Photoemission tomography is a combined experimental and theoretical approach which uses the angular distribution of electrons which are photo-emitted by UV-light from well-oriented layers of molecules on crystalline surfaces to image of molecular orbitals. Our team, consisting of experimental surface scientists from the University of Graz and the Forschungszentrum Jülich and experts in metrology and synchrotron radiation from the Physikalisch-Technischen Bundesanstalt Berlin, will conduct a series of well-designed experiments to trace out the range of validity of the so-called plane wave final state approximation. Theoretical support by quantum mechanical ab-initio calculations and simulations of photoemission cross sections from my group will complement the project.
Project Information: FWF I3731 / DFG
This project aims at a fully quantitative description of the photoemission cross section of organic molecular films by improving (i) the theoretical description of initial state energies and wave functions, (ii) by incorporating scattering effects in the final state, and (iii) shedding light on the polarization dependence of the photoemission cross section. The theoretical developments and simulation results achieved in this project will be closely connected to corresponding ARPES experiments. This allows, on the one hand, for a benchmarking of theoretical methodologies and, on the other hand, for a most sophisticated understanding of the electronic structure of organic molecular films beyond current standards.
Project Information: FWF P27649-N20

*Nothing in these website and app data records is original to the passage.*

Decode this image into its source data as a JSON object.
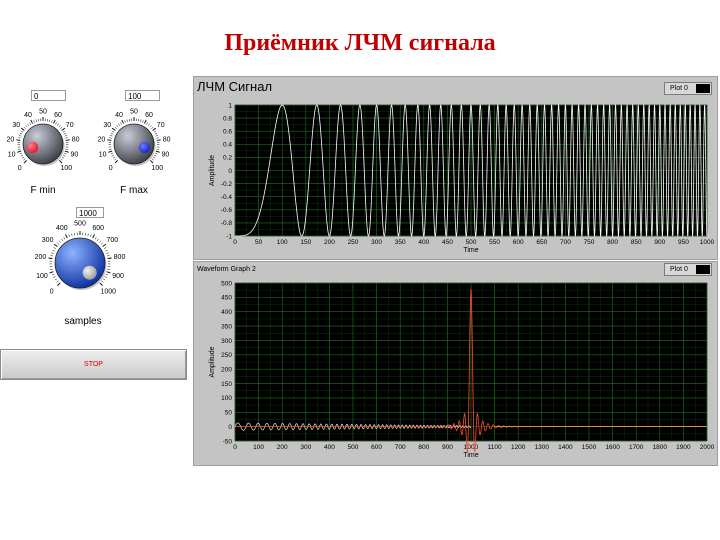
{
  "page": {
    "title": "Приёмник ЛЧМ сигнала"
  },
  "fmin": {
    "label": "F min",
    "value": "0",
    "ticks": [
      "0",
      "10",
      "20",
      "30",
      "40",
      "50",
      "60",
      "70",
      "80",
      "90",
      "100"
    ],
    "knob_value": 0.1,
    "accent": "#e8112d"
  },
  "fmax": {
    "label": "F max",
    "value": "100",
    "ticks": [
      "0",
      "10",
      "20",
      "30",
      "40",
      "50",
      "60",
      "70",
      "80",
      "90",
      "100"
    ],
    "knob_value": 0.9,
    "accent": "#1424c8"
  },
  "samples": {
    "label": "samples",
    "value": "1000",
    "ticks": [
      "0",
      "100",
      "200",
      "300",
      "400",
      "500",
      "600",
      "700",
      "800",
      "900",
      "1000"
    ],
    "knob_value": 1.0,
    "accent": "#1f56e0"
  },
  "stop": {
    "label": "STOP"
  },
  "graph1": {
    "title": "ЛЧМ Сигнал",
    "legend": "Plot 0",
    "xlabel": "Time",
    "ylabel": "Amplitude",
    "xticks": [
      "0",
      "50",
      "100",
      "150",
      "200",
      "250",
      "300",
      "350",
      "400",
      "450",
      "500",
      "550",
      "600",
      "650",
      "700",
      "750",
      "800",
      "850",
      "900",
      "950",
      "1000"
    ],
    "yticks": [
      "1",
      "0.8",
      "0.6",
      "0.4",
      "0.2",
      "0",
      "-0.2",
      "-0.4",
      "-0.6",
      "-0.8",
      "-1"
    ]
  },
  "graph2": {
    "title": "Waveform Graph 2",
    "legend": "Plot 0",
    "xlabel": "Time",
    "ylabel": "Amplitude",
    "xticks": [
      "0",
      "100",
      "200",
      "300",
      "400",
      "500",
      "600",
      "700",
      "800",
      "900",
      "1000",
      "1100",
      "1200",
      "1300",
      "1400",
      "1500",
      "1600",
      "1700",
      "1800",
      "1900",
      "2000"
    ],
    "yticks": [
      "500",
      "450",
      "400",
      "350",
      "300",
      "250",
      "200",
      "150",
      "100",
      "50",
      "0",
      "-50"
    ]
  },
  "chart_data": [
    {
      "type": "line",
      "title": "ЛЧМ Сигнал",
      "xlabel": "Time",
      "ylabel": "Amplitude",
      "xlim": [
        0,
        1000
      ],
      "ylim": [
        -1,
        1
      ],
      "grid": true,
      "series": [
        {
          "name": "Plot 0",
          "function": "cos chirp",
          "f_start": 0,
          "f_end": 100,
          "n": 1000
        }
      ]
    },
    {
      "type": "line",
      "title": "Waveform Graph 2",
      "xlabel": "Time",
      "ylabel": "Amplitude",
      "xlim": [
        0,
        2000
      ],
      "ylim": [
        -50,
        500
      ],
      "grid": true,
      "series": [
        {
          "name": "Plot 0",
          "peak_x": 1000,
          "peak_y": 480
        }
      ]
    }
  ],
  "colors": {
    "plot_bg": "#000000",
    "grid": "#1c6b1c",
    "trace1": "#ffffff",
    "trace2": "#ff4a2e"
  }
}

Although thin films of conjugated organic molecules are entering the marketplace as the active elements in various optoelectronic devices, the basic understanding of their electronic structure is lacking. By means of angle-resolved photoemission spectroscopy (ARPES) we investigate the electronic band structure of highly oriented molecular films. Moreover, we are able to show that the ARPES intensity can be utilized to map electron distribution of individual molecular orbitals.
Project Information: FWF P23190-N16
Sparse matter is abundant and has both strong local bonds and weak van der Waals (vdW) forces between atoms or meolecules. The standard approximations in density functional theory are known to fail for these latter non-local dispersion forces. We make use of a recently developed vdW density functional and have demonstrated that vdW forces are indeed crucial for binding in organic molecular crystals as well as between organic / metal interfaces.
Detailed understanding of growth mechanisms in organic thin-film deposition is crucial for tailoring growth morphologies, which in turn determine the physical properties of the resulting films. By means of atomic force microscopy the existence of an additional barrier for step-edge crossing (Ehrlich-Schwoebel barrier) has been demonstrated. We have been able to calculate this energy barrier by seraching for the transition state on a multi-dimensional potential energy surface and revealed a barrier height in accordance with experiment. The unexpected mechanism involves the bending of the molecules over the step edge.
To properly account for electron-hole interactions in the optical spectra of solids, one has to invoke many-body perturbation theory, i.e., to solve the Bethe-Salpeter Equation (BSE) for the electron-hole (e-h) correlation function. This procedure has turned out to be a benchmark for ab-initio calculations of optical properties of semiconductors and insulators leading to bound e-h states (excitons). We have shown that the incorporation of these e-h correlations leads to substantial exciton binding nergies in organic semiconductors, where have placed special emphasis on the role of intermolecular interactions and dependence on molecular size.